But these approaches remain painstaking and limited to only the nearest galaxies' black holes.
The new work focuses instead on cold, dense masses of gas that have markedly less random motion, and which emit their radiation in the microwave part of the electromagnetic spectrum. That allows the use of telescopes and arrays with far better resolution.
Timothy Davis of the European Southern Observatory and colleagues made use of the Carma array of telescopes in California, US, looking specifically for the radiation coming from molecules of carbon monoxide.
They focused their efforts on NGC4526, mapping out the movements of the molecules at various distances from the galaxy's central black hole.
Using their new technique, they estimated the black hole has a mass of some 900 billion trillion trillion tonnes - on the heavy side even in the supermassive stakes.
Estimates such as this may help finally unravel the interplay between black holes and the galaxies that host them.
"Galaxies and black holes seem to be related to each other; there's this relation between the mass of the black hole and properties of the galaxy," explained Dr Davis.
"That's rather weird, because these black holes are tiny compared to galaxies; they don't weigh that much, and they're physically small - less than the size of our Solar System in a galaxy that's billions of times bigger," he told BBC News.
"What we'd really like to understand is how these two components interact; why they care about each other at all. To do that, we need to be able to measure their masses, and compare them in all sorts of different galaxies. That will allow us to start answering these questions."

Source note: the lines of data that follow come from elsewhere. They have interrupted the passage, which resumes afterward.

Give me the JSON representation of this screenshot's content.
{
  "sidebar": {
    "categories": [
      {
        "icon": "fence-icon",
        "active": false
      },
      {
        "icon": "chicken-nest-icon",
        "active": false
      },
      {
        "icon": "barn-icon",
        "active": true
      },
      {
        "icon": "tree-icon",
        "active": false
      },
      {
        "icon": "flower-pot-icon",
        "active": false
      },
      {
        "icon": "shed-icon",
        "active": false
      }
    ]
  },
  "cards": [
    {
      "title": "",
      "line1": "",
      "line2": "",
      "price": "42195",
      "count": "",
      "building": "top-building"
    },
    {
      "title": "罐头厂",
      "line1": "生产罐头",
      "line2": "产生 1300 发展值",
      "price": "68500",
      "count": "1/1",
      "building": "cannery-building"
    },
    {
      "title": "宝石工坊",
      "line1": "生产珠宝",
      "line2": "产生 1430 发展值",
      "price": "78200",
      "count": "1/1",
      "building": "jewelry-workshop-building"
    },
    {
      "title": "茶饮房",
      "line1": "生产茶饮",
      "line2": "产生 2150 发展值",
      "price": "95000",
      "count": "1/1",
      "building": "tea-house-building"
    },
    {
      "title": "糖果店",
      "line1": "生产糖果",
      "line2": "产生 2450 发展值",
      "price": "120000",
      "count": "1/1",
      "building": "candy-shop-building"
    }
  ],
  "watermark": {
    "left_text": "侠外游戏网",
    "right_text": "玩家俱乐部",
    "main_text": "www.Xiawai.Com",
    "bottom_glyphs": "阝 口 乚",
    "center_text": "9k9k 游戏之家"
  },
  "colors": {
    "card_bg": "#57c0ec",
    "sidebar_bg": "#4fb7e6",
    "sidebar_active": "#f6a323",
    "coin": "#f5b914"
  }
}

With the new method in hand, Dr Davis said that next-generation telescopes tuned to these microwave frequencies - such as the Alma telescope in Chile - would be able to easily acquire the masses of hundreds of black holes.
"The observations we present in the paper took over 100 hours on the Carma telescope," he said. "We estimate that with Alma you'll be able to reproduce those observation in 10 minutes. It's a real game-changer."